2016 NYIAS Opening Breakfast
- Electric cars are the only solution to the problem of global warming.
- Governments should focus in the charging infrastructure improvement while automakers should focus in costs reduction to lower the prices of electric cars.
Media Roundtable Session 2016 NYIAS
- The next logical step to reduce emissions is to introduce cheaper electric cars, especially in China and India.
- Infiniti isn’t getting an electric car in the near time. To reduce emissions the mass market is the one that needs to be electrified first, only then come luxury cars.
- Electric cars have priority, hybrids and plug-in hybrids are relegated to a minor role in future products.
- Weak charging infrastructure and high prices are electric car’s biggest obstacles.
- Simpler and cheaper electric cars are going to be made for China and India.
- Google, Apple or other technological companies developing electric cars is good because they create more visibility for this young market.
All the lectures lead to this:
- The only solution for the emission problem is the electric car.
It’s curious that most of the questions made to Ghosn were about electric and autonomous cars. The Alliance is now seen as a high tech group, just as Toyota once was when it pushed hybrid cars. It’s sad to see Toyota having an insignificant role in electric cars.
The strategy is very simple and logic. For the massification of electric cars the priorities are a widespread and visible charging infrastructure and lower prices, also important but in a lower scale is better range and faster charging. But where are we now?
The Alliance clearly needs to step up its game, the year to date results aren’t good.
The most sold plug-in car in the USA is the Tesla Model S, that Ghosn considers to be in a niche market, while the Nissan Leaf that is considered a mass market car is in fifth place.
In Europe, the Nissan Leaf is relegated to third place. But at least the most sold plug-in car title is in the family with the Renault Zoe being the number one. The Mitsubishi Outlander PHEV is the number two.
The upcoming Chevrolet Bolt and the recently improved BMW i3 are the most direct competitors to the Alliance’s electric cars. With the right price, the Renault Zoe R400 and the facelifted Nissan Leaf shouldn’t have much problems getting the top positions of the most sold plug-in cars. The range provided by the 40 kWh batteries is enough in most cases, especially with the increasing number of public charging stations.
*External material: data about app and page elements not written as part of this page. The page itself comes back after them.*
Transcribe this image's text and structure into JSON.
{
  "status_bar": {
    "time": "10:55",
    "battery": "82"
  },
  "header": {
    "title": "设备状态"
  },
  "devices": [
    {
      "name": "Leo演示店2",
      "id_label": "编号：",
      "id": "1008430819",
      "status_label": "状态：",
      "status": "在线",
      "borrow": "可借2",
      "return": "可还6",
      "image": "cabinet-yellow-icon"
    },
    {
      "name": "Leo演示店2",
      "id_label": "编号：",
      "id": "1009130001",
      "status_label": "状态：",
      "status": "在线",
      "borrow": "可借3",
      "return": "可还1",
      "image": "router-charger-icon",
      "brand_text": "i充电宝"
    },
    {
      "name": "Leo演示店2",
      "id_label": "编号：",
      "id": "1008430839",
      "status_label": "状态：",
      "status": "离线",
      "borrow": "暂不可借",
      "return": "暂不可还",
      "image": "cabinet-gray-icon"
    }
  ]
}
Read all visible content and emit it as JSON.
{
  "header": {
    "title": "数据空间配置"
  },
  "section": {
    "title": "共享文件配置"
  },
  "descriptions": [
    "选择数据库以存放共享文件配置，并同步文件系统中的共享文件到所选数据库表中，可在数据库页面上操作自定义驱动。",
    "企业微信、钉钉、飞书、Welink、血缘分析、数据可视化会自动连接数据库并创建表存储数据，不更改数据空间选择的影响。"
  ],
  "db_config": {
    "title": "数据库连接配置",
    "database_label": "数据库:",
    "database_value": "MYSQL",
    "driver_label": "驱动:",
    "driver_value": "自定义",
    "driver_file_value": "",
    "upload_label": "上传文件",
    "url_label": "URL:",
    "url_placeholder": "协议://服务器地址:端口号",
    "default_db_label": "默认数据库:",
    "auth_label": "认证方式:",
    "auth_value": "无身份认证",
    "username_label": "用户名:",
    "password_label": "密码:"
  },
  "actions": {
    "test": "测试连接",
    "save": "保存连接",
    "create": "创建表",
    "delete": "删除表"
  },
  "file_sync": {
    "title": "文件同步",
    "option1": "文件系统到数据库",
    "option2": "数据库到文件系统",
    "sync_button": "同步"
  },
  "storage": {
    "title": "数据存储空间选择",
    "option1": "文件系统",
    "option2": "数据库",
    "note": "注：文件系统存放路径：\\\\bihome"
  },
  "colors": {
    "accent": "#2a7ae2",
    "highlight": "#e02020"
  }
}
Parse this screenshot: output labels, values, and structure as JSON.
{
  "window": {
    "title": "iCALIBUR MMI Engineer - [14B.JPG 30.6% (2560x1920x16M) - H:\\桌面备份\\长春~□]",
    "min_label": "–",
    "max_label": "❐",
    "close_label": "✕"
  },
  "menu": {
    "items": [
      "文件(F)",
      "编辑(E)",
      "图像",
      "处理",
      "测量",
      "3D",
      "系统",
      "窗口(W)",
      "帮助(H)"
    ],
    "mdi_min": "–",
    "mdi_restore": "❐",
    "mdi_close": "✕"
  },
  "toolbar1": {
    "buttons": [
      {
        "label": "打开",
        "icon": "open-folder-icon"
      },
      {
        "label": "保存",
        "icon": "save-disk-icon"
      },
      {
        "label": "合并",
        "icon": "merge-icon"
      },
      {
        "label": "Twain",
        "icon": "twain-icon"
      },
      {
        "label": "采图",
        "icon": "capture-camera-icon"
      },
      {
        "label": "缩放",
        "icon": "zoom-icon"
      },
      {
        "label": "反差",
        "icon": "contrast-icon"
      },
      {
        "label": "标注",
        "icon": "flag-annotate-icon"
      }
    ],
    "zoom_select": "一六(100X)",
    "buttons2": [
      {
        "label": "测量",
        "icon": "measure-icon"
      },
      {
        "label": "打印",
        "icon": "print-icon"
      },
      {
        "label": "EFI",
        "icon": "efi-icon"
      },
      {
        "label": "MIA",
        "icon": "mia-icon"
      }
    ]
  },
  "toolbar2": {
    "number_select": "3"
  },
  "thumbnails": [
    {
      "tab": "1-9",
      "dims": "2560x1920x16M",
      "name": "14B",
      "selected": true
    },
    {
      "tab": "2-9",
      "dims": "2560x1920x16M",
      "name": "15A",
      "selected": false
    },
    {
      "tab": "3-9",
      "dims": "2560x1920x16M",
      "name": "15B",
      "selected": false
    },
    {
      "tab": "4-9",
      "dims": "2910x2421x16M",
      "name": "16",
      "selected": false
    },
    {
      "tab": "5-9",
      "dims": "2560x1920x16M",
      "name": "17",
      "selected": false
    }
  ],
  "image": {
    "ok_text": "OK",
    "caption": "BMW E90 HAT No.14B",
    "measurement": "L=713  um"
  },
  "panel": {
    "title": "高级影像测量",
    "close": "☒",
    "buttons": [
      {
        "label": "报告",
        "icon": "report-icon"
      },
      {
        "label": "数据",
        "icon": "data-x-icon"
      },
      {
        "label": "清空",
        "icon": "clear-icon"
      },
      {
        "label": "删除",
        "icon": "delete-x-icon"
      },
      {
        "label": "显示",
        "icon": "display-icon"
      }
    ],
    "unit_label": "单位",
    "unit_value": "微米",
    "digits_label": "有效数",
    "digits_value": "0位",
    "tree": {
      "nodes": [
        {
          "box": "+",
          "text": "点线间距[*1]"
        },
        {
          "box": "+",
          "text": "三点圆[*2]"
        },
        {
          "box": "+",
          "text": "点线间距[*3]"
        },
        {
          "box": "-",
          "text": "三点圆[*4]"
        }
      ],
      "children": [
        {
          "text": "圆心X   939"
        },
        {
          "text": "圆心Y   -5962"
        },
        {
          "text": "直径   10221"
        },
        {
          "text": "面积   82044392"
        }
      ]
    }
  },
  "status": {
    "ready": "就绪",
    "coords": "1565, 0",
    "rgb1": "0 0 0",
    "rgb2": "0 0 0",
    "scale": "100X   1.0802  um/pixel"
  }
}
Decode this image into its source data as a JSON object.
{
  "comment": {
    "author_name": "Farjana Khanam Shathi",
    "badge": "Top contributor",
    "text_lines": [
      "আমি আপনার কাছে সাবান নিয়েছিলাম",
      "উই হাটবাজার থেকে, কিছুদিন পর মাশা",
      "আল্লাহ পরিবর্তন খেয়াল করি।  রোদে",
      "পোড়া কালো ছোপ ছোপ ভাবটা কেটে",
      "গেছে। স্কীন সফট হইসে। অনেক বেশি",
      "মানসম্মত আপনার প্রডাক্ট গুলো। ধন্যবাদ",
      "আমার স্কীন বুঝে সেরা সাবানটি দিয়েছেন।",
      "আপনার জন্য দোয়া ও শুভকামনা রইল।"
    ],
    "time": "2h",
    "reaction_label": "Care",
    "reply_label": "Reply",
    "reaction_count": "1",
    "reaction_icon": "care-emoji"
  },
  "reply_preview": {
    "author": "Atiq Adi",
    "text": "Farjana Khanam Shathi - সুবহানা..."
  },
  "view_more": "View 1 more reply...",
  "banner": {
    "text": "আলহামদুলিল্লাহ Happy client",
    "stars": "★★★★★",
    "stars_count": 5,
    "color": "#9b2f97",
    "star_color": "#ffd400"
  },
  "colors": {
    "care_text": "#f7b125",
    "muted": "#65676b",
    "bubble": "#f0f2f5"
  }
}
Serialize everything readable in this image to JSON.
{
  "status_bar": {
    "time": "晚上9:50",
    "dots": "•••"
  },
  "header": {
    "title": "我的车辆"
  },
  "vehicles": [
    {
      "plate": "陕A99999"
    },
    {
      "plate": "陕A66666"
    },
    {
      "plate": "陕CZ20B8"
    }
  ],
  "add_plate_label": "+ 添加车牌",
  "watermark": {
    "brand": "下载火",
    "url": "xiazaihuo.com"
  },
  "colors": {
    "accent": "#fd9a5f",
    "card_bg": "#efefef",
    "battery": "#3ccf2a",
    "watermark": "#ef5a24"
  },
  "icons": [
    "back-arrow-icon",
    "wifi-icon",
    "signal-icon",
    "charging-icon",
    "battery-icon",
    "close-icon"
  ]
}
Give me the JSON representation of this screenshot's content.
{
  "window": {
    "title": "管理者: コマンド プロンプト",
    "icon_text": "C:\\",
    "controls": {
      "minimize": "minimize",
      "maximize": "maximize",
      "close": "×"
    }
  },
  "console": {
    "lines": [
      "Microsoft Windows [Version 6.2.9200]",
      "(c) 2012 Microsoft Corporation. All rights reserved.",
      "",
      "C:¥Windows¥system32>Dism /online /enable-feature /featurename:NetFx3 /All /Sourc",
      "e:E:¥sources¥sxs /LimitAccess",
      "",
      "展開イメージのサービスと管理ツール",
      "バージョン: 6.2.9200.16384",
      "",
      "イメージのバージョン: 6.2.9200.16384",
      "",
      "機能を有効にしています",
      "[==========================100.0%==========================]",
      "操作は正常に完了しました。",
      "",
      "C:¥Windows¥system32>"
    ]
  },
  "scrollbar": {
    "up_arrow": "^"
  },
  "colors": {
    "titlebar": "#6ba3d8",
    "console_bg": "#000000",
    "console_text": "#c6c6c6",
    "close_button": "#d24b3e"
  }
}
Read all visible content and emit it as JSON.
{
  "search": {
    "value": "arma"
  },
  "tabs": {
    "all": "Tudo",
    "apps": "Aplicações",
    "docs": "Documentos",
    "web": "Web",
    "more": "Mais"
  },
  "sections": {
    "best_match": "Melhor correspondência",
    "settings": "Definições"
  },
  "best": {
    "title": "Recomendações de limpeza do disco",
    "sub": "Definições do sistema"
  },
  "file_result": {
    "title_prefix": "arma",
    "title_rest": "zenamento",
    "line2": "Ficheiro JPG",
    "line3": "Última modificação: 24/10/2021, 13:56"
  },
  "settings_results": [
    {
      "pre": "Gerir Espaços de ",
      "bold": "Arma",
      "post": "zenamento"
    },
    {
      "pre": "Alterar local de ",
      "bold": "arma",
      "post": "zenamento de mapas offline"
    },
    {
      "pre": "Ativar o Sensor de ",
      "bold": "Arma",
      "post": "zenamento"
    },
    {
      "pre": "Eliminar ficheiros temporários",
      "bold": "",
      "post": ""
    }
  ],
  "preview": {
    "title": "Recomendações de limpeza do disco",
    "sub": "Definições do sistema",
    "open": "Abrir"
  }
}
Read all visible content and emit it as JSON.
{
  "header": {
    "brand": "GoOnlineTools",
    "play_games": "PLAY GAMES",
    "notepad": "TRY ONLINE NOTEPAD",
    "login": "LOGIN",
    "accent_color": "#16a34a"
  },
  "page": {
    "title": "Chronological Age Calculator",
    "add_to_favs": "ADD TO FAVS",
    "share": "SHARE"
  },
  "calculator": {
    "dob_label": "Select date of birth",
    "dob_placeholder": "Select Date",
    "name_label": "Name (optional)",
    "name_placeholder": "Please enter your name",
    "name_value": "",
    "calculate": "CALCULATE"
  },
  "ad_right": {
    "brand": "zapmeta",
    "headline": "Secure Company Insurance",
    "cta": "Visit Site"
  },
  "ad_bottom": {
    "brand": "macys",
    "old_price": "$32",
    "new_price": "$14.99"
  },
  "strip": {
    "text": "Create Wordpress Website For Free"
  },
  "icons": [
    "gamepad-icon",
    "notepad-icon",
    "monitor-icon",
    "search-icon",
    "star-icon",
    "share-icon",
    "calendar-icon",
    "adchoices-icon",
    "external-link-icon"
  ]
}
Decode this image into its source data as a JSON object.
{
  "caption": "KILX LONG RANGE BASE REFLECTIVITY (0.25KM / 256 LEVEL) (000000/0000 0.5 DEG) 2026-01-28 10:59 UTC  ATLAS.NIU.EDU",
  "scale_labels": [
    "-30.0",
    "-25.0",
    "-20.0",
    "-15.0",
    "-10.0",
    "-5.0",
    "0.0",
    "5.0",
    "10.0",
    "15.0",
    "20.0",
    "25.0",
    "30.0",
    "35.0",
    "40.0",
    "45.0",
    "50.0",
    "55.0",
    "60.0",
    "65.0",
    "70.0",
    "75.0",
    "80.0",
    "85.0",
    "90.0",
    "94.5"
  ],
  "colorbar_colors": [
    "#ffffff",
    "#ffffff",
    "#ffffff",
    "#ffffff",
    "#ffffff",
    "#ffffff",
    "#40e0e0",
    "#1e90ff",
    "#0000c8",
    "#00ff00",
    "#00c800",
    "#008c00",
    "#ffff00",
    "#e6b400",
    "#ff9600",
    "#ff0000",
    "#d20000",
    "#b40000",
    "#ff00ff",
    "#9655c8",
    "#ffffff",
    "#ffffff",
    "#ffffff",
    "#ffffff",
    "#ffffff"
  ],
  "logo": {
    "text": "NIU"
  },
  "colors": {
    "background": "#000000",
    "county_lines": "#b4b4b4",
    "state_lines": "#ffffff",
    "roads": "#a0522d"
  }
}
While 60 kWh batteries are great, the more affordable and lighter 40 kWh batteries provide a great balance between range, cost and efficiency.
It’s very likely that the Renault Zoe R400 will have 100 kW fast charging capability with the CCS standard, the same isn’t true for the facelifted Leaf. Charging at 100 kW will only be possible if Nissan starts using a TMS (thermal management system). Dropping the CHAdeMO in the USA and Europe in favor of the CCS standard is also a strong possibility.
One thing is clear, Nissan is well prepared to regain the leadership. The company already produces the Nissan Leaf in four different locations around the world, it has the high volume production capacity advantage that no other has yet. It’s time to increase production and drop the prices.